In the city, I caught a few shows, went to a couple of museums and visited some old friends—my ironclad alibis in case something went wrong.
On my way back upstate, I was looking forward to being home. It was a glorious day—and I’d be rid of Leyton.
As I drove up the street to my house, I saw an ambulance and two police cars driving in the opposite direction. Had she left it to the last minute? I let myself in. When I opened the front door, I heard the vague murmur of voices coming from the living room. I realized it was the television; it sounded like a baseball game.
The room was dark, lit only by the flicker of the television. I could make out a hunched figure sitting on my favorite armchair. He turned when he heard my footsteps: “Enjoy the city, Georgy?” He said. “Hope you don’t mind but I picked up your keys from Sue’s purse the other day. Thought I’d make myself at home.”
My mouth was dry; I couldn’t form any words.
“Lazarus is walking,” he said, then cocked his head toward the front door. “No, that wasn’t my body being taken to the morgue. It was Jane Masterson—she decided to come over and take a shot at me!”
“That women is mad,” I blurted.
He rubbed his eyes, then started to scratch his abdomen.
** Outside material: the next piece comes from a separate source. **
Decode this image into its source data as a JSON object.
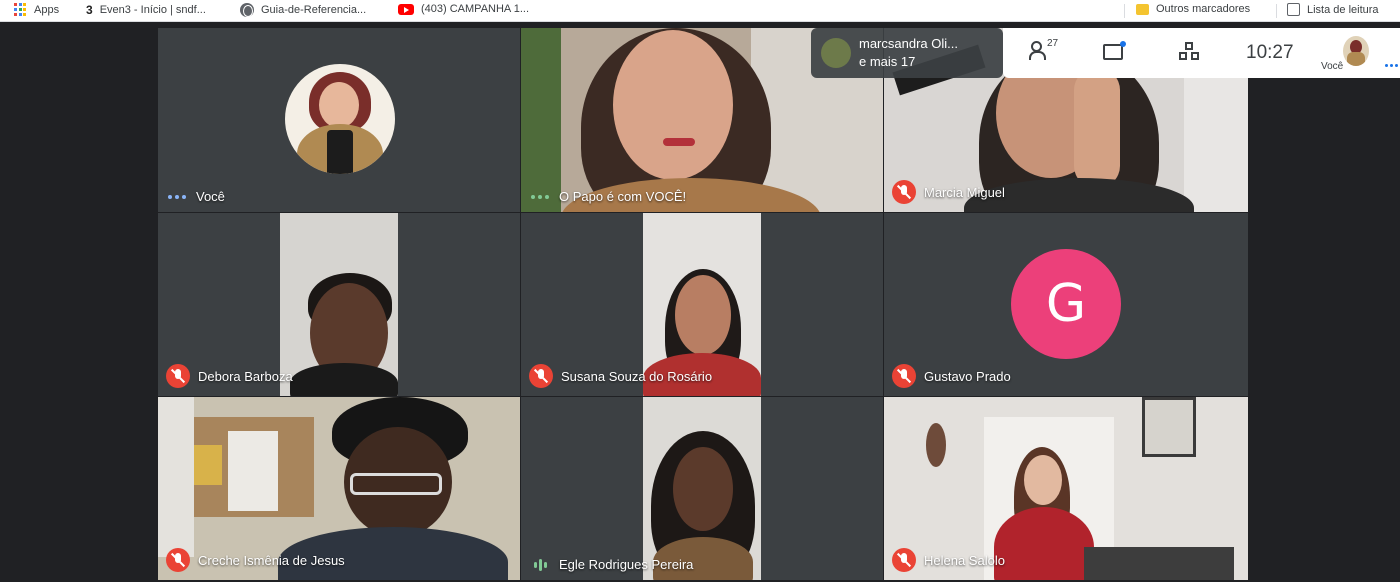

His shirt was dotted with fine bloodstains. “Right while I was taking my evening nap, I find this crazy lady over me with a pistol. She fires and bang, she’s dead. It didn’t turn out as you expected, did it?”
“What are you talking about?” As I said this, Jane Masterson’s words were ringing in my ears: “Don’t worry, I have Daddy’s old WWII revolver—no serial number—that’ll do the trick.” The damned idiot didn’t know she had to clean the revolver.
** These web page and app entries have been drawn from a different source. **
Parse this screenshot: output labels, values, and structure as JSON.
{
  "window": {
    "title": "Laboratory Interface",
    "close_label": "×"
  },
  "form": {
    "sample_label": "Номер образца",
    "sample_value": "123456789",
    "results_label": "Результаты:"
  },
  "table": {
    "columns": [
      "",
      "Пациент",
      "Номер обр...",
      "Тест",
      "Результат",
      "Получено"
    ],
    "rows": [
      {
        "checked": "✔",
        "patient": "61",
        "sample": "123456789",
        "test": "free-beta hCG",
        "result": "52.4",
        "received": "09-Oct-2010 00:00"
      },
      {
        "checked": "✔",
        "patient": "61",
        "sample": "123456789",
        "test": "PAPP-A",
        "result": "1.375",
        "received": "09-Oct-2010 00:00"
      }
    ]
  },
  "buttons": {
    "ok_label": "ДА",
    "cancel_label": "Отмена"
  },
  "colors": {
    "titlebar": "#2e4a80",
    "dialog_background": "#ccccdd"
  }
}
“I know you set me up, Georgy,” he said with a deliberate nod. “And the stakes are higher now.”
It was checkmate for me.
Yes, you could say Stanley Leyton helped me fall off the habit. He was a pretty reasonable blackmailer, and as the years went by I developed a grudging respect for him. His shy wife died shortly after and soon it was just a question of giving him handouts. For the past couple years, we’ve been in the same nursing home. Stanley and I would play dominoes and laugh at the overly patronizing nurses. But poor Stanley died last year. I’ve been stuck in this place for a long time and my memory is failing me—I mean short-term memory. What I did yesterday, I can’t remember today.
I don’t think I’m very welcome here anymore. It seems they can’t wait to get rid of me. My hearing is still stellar and the other day I overheard a few nurses saying, “He just won’t die. Can you imagine how much the government is paying to keep him alive? What’s the point?” But I’m not going anywhere.
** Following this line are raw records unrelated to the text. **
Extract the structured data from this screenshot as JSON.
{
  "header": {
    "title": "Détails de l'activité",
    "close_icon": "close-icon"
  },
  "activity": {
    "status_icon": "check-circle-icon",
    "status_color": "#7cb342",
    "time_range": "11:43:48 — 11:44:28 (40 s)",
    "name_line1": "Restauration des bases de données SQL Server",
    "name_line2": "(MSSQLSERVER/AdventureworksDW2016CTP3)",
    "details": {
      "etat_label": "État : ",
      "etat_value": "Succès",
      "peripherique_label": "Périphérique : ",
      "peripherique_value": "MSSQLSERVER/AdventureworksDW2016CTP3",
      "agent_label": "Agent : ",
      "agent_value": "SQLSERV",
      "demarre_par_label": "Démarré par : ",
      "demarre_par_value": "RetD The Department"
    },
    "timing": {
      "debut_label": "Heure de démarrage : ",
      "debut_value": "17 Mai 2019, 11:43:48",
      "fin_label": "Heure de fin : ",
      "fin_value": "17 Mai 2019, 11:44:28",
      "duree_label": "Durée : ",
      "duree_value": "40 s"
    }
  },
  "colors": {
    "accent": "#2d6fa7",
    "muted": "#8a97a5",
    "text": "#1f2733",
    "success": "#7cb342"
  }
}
She walked into my room: fake smile—sweet as saccharine. “Hi Mr. Blake, honey. How are you feeling this morning? Are you in pain? Would you like some pain meds? You know, maybe you should speak to Dr. Craig about stopping treatment. It’s probably time, you know …”
Looking at her, I realize it’s never too late to rekindle an old hobby …